It is clear that data collection at this scale will be challenging, particularly given that EHRs will serve as a major source of data for the project. On the positive side, Dr. Wehbe highlights how harmonious it has been to work with informaticians from all over the country. “Maybe it’s because there’s been enough work to go around that everyone is busy, but I’m surprised it progressed as it has.
“Partners” not “Subjects”
The All of Us program has placed a notable emphasis on its recruitment language. Volunteers who enroll in the program are referred to as “participants”, or “partners”, rather than subjects. In addition to providing their health data to the program, which include biosamples, EHRs, physical exams, and surveys, Dr. Wehbe explains that participants will also have a say in the research questions that come out of the program. To facilitate this, the Illinois consortium has created an 11-member Community Participant Advisory Committee (CPAC), which met for the first time this month. Eventually, as the technology evolves and the program builds trust with participants, the program will expand to include data from mobile and wearable technologies.
Another emphasis in recruitment is the enrollment of underrepresented groups in biomedical research (UBR). The program aims to enroll at least 75% from UBR populations, which are broadly defined as people from minority race/ethnicity, low socioeconomic status, or low educational attainment groups. Historically, biomedical studies have failed to reflect the diversity of the US population, thus failing to fully comprehend the factors that affect disease outcomes in all populations.
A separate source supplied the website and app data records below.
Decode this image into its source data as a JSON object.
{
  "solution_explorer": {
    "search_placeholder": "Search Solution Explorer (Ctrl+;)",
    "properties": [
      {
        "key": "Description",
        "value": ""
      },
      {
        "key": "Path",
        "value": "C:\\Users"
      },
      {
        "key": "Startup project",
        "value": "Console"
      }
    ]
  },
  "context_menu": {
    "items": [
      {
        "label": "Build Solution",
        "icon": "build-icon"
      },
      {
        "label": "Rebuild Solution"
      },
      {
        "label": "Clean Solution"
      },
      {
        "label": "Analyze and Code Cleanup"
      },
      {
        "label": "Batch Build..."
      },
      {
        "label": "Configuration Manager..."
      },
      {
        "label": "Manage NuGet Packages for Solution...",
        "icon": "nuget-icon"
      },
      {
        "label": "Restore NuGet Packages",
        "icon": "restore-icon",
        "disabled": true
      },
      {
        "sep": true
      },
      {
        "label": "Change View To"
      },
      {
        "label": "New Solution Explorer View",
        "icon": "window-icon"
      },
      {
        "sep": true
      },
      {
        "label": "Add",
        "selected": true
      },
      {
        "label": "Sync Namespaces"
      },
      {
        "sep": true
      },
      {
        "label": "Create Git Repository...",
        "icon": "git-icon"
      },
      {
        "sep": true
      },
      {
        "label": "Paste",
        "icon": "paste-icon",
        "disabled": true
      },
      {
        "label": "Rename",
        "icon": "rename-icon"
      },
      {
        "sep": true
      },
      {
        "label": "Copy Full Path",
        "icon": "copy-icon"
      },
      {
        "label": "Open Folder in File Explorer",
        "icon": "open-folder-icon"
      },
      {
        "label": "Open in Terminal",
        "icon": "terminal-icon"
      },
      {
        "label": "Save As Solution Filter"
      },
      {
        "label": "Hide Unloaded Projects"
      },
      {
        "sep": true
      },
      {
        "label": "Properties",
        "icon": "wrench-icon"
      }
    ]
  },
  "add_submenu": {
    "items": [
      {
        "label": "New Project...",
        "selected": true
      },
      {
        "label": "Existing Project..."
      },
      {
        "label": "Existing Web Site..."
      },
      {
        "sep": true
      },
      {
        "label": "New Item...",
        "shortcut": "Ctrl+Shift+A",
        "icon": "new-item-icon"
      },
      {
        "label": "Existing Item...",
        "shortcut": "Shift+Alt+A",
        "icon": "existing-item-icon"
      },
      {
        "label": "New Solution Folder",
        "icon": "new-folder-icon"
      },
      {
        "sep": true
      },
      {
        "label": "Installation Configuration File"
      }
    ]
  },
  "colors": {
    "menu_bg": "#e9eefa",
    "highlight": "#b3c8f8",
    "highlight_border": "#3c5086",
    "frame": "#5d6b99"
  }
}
A 2015 study published in PLOS Medicine found that less than 2 percent of clinical cancer trials included enough underrepresented minorities to fulfill the NIH’s own diversity-related criteria. Thus far, however, the Illinois Consortium has successfully oversampled from UBR populations, with over 55% of participants identifying as Black/African American.
While other biobanks have successfully collected and stored health data in the past, none have attempted to do so at the scale of the All of Us program, making it truly a giant leap forward in the pursuit of precision medicine.